The task: Show every line of the material that follows in which the word "desktop" occurs.
[The data — start]
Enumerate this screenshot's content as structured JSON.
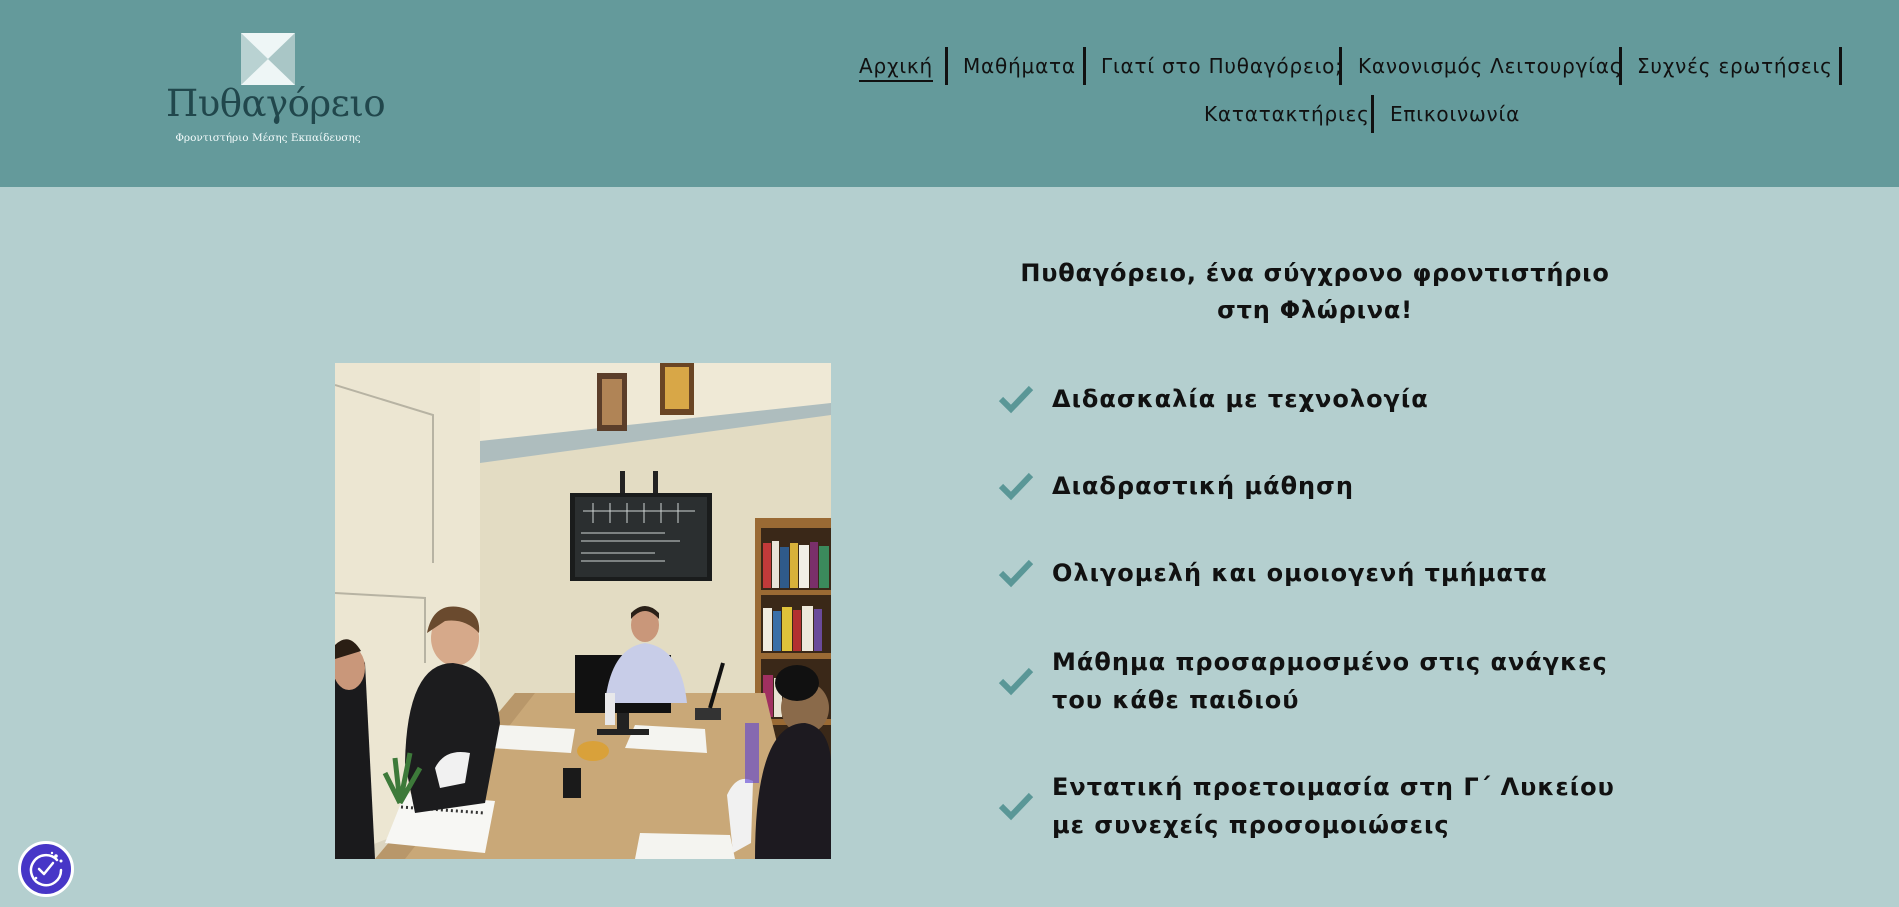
{
  "brand": {
    "name": "Πυθαγόρειο",
    "subtitle": "Φροντιστήριο Μέσης Εκπαίδευσης"
  },
  "nav": {
    "items": [
      "Αρχική",
      "Μαθήματα",
      "Γιατί στο Πυθαγόρειο;",
      "Κανονισμός Λειτουργίας",
      "Συχνές ερωτήσεις",
      "Κατατακτήριες",
      "Επικοινωνία"
    ],
    "active": "Αρχική"
  },
  "intro": {
    "headline": "Πυθαγόρειο, ένα σύγχρονο φροντιστήριο στη Φλώρινα!"
  },
  "features": [
    "Διδασκαλία με τεχνολογία",
    "Διαδραστική μάθηση",
    "Ολιγομελή και ομοιογενή τμήματα",
    "Μάθημα προσαρμοσμένο στις ανάγκες του κάθε παιδιού",
    "Εντατική προετοιμασία στη Γ΄ Λυκείου με συνεχείς προσομοιώσεις"
  ],
  "icons": {
    "feature_bullet": "check-icon",
    "cookie_button": "cookie-consent-icon"
  },
  "colors": {
    "header_bg": "#649a9b",
    "page_bg": "#b4cfcf",
    "accent": "#5a9797",
    "cookie_button": "#4736c7"
  }
}
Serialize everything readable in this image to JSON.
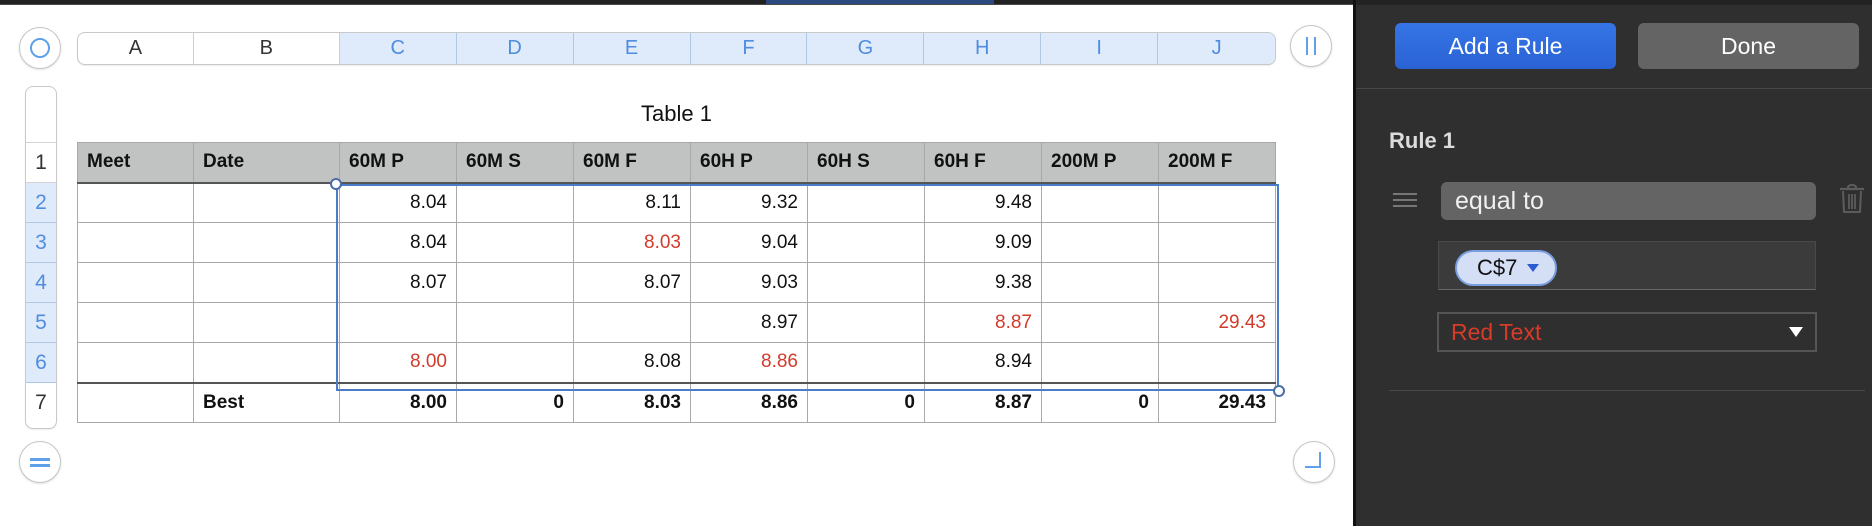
{
  "table": {
    "title": "Table 1",
    "column_letters": [
      "A",
      "B",
      "C",
      "D",
      "E",
      "F",
      "G",
      "H",
      "I",
      "J"
    ],
    "selected_columns": [
      "C",
      "D",
      "E",
      "F",
      "G",
      "H",
      "I",
      "J"
    ],
    "row_numbers": [
      "1",
      "2",
      "3",
      "4",
      "5",
      "6",
      "7"
    ],
    "selected_rows": [
      "2",
      "3",
      "4",
      "5",
      "6"
    ],
    "headers": [
      "Meet",
      "Date",
      "60M P",
      "60M S",
      "60M F",
      "60H P",
      "60H S",
      "60H F",
      "200M P",
      "200M F"
    ],
    "rows": [
      [
        "",
        "",
        "8.04",
        "",
        "8.11",
        "9.32",
        "",
        "9.48",
        "",
        ""
      ],
      [
        "",
        "",
        "8.04",
        "",
        "8.03",
        "9.04",
        "",
        "9.09",
        "",
        ""
      ],
      [
        "",
        "",
        "8.07",
        "",
        "8.07",
        "9.03",
        "",
        "9.38",
        "",
        ""
      ],
      [
        "",
        "",
        "",
        "",
        "",
        "8.97",
        "",
        "8.87",
        "",
        "29.43"
      ],
      [
        "",
        "",
        "8.00",
        "",
        "8.08",
        "8.86",
        "",
        "8.94",
        "",
        ""
      ]
    ],
    "red_cells": [
      [
        1,
        4
      ],
      [
        3,
        7
      ],
      [
        3,
        9
      ],
      [
        4,
        2
      ],
      [
        4,
        5
      ]
    ],
    "footer": [
      "",
      "Best",
      "8.00",
      "0",
      "8.03",
      "8.86",
      "0",
      "8.87",
      "0",
      "29.43"
    ],
    "selection_range": "C2:J6"
  },
  "panel": {
    "add_rule_label": "Add a Rule",
    "done_label": "Done",
    "rule_title": "Rule 1",
    "condition": "equal to",
    "value_reference": "C$7",
    "style_option": "Red Text"
  },
  "colors": {
    "accent_blue": "#3575e6",
    "highlight_red": "#d23b2a",
    "selection_blue": "#4a7cc9"
  }
}
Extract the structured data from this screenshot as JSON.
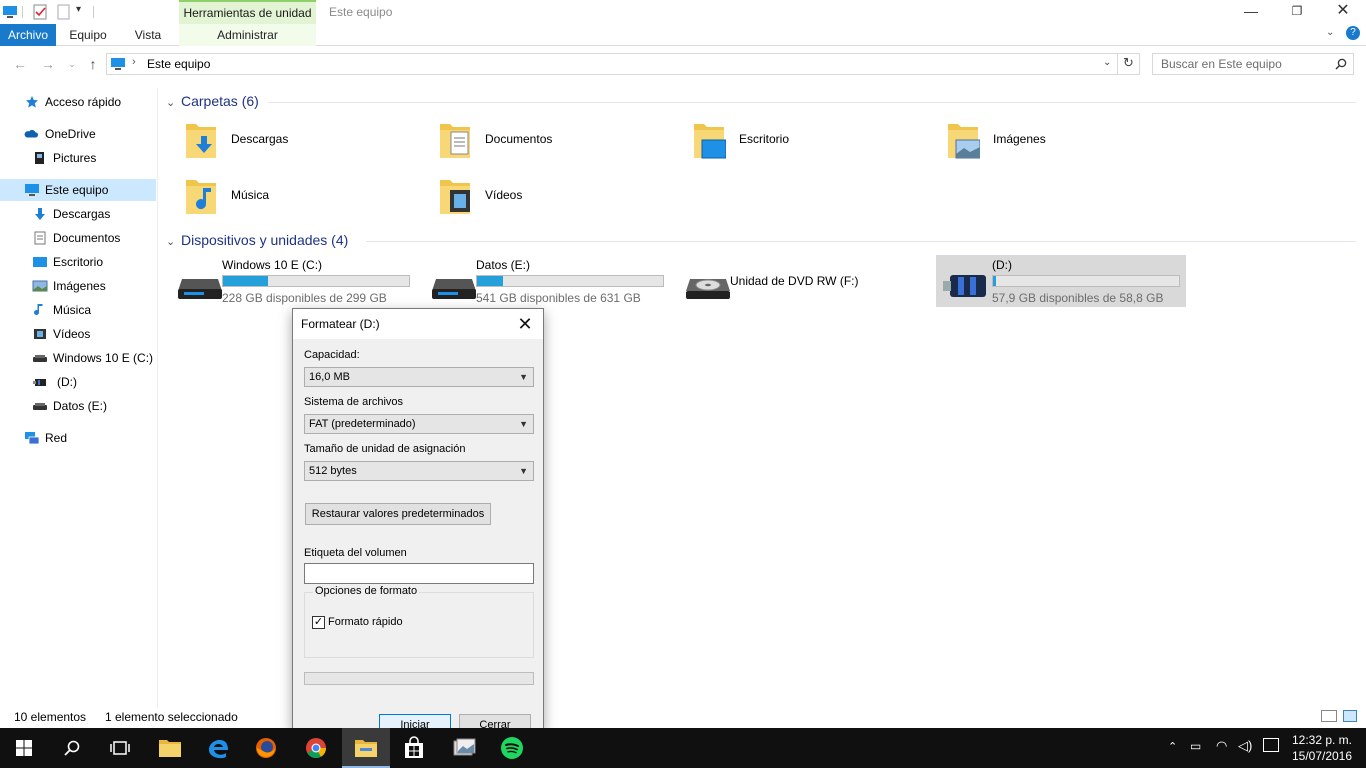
{
  "window": {
    "context_tab_header": "Herramientas de unidad",
    "title": "Este equipo",
    "tabs": [
      "Archivo",
      "Equipo",
      "Vista"
    ],
    "context_tab": "Administrar"
  },
  "address": {
    "path": "Este equipo",
    "search_placeholder": "Buscar en Este equipo"
  },
  "sidebar": {
    "items": [
      {
        "label": "Acceso rápido",
        "icon": "star-icon"
      },
      {
        "label": "OneDrive",
        "icon": "cloud-icon"
      },
      {
        "label": "Pictures",
        "icon": "picture-folder-icon"
      },
      {
        "label": "Este equipo",
        "icon": "computer-icon"
      },
      {
        "label": "Descargas",
        "icon": "download-arrow-icon"
      },
      {
        "label": "Documentos",
        "icon": "document-icon"
      },
      {
        "label": "Escritorio",
        "icon": "desktop-icon"
      },
      {
        "label": "Imágenes",
        "icon": "image-icon"
      },
      {
        "label": "Música",
        "icon": "music-note-icon"
      },
      {
        "label": "Vídeos",
        "icon": "video-icon"
      },
      {
        "label": "Windows 10 E (C:)",
        "icon": "drive-icon"
      },
      {
        "label": "(D:)",
        "icon": "usb-drive-icon"
      },
      {
        "label": "Datos (E:)",
        "icon": "drive-icon"
      },
      {
        "label": "Red",
        "icon": "network-icon"
      }
    ]
  },
  "folders": {
    "header": "Carpetas (6)",
    "items": [
      {
        "label": "Descargas",
        "icon": "downloads-folder-icon"
      },
      {
        "label": "Documentos",
        "icon": "documents-folder-icon"
      },
      {
        "label": "Escritorio",
        "icon": "desktop-folder-icon"
      },
      {
        "label": "Imágenes",
        "icon": "pictures-folder-icon"
      },
      {
        "label": "Música",
        "icon": "music-folder-icon"
      },
      {
        "label": "Vídeos",
        "icon": "videos-folder-icon"
      }
    ]
  },
  "devices": {
    "header": "Dispositivos y unidades (4)",
    "items": [
      {
        "name": "Windows 10 E (C:)",
        "free": "228 GB disponibles de 299 GB",
        "used_fraction": 0.24
      },
      {
        "name": "Datos (E:)",
        "free": "541 GB disponibles de 631 GB",
        "used_fraction": 0.14
      },
      {
        "name": "Unidad de DVD RW (F:)",
        "free": "",
        "used_fraction": null
      },
      {
        "name": "(D:)",
        "free": "57,9 GB disponibles de 58,8 GB",
        "used_fraction": 0.015
      }
    ]
  },
  "status": {
    "count": "10 elementos",
    "selection": "1 elemento seleccionado"
  },
  "dialog": {
    "title": "Formatear  (D:)",
    "capacity_label": "Capacidad:",
    "capacity_value": "16,0 MB",
    "fs_label": "Sistema de archivos",
    "fs_value": "FAT (predeterminado)",
    "alloc_label": "Tamaño de unidad de asignación",
    "alloc_value": "512 bytes",
    "restore_button": "Restaurar valores predeterminados",
    "volume_label": "Etiqueta del volumen",
    "volume_value": "",
    "options_title": "Opciones de formato",
    "quick_format_label": "Formato rápido",
    "quick_format_checked": "✓",
    "start_button": "Iniciar",
    "close_button": "Cerrar"
  },
  "taskbar": {
    "time": "12:32 p. m.",
    "date": "15/07/2016"
  },
  "colors": {
    "accent": "#1979ca",
    "progress_fill": "#26a0da",
    "selection": "#cce8ff",
    "taskbar": "#101010"
  }
}
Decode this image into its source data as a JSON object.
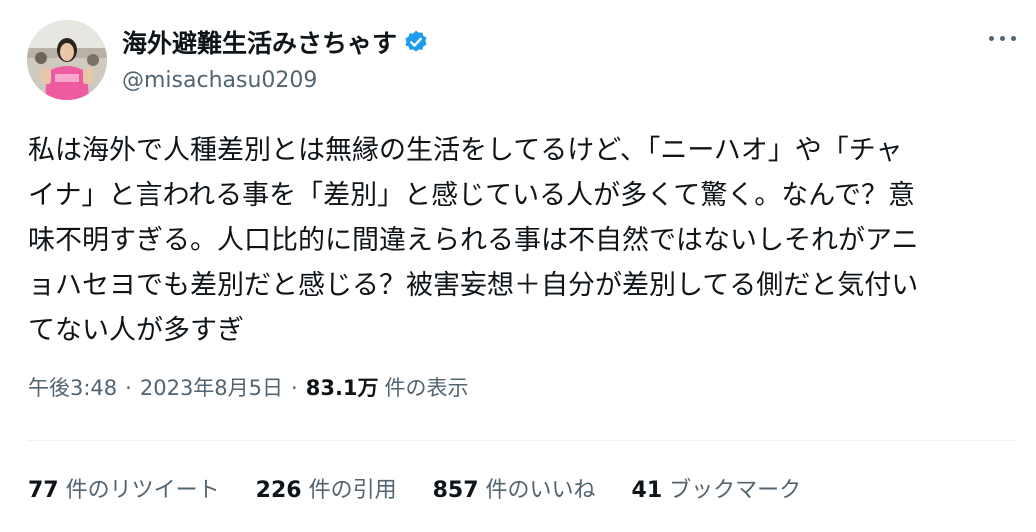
{
  "author": {
    "display_name": "海外避難生活みさちゃす",
    "handle": "@misachasu0209",
    "verified": true,
    "verified_color": "#1d9bf0"
  },
  "tweet": {
    "lines": [
      "私は海外で人種差別とは無縁の生活をしてるけど、「ニーハオ」や「チャ",
      "イナ」と言われる事を「差別」と感じている人が多くて驚く。なんで？意",
      "味不明すぎる。人口比的に間違えられる事は不自然ではないしそれがアニ",
      "ョハセヨでも差別だと感じる？被害妄想＋自分が差別してる側だと気付い",
      "てない人が多すぎ"
    ]
  },
  "meta": {
    "time": "午後3:48",
    "separator": "·",
    "date": "2023年8月5日",
    "views_count": "83.1万",
    "views_label": "件の表示"
  },
  "stats": {
    "retweets": {
      "count": "77",
      "label": "件のリツイート"
    },
    "quotes": {
      "count": "226",
      "label": "件の引用"
    },
    "likes": {
      "count": "857",
      "label": "件のいいね"
    },
    "bookmarks": {
      "count": "41",
      "label": "ブックマーク"
    }
  },
  "icons": {
    "more": "more-horizontal-icon",
    "verified": "verified-badge-icon"
  }
}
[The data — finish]
Solution to this exercise:
        "icon": "desktop-icon"
        "icon": "desktop-folder-icon"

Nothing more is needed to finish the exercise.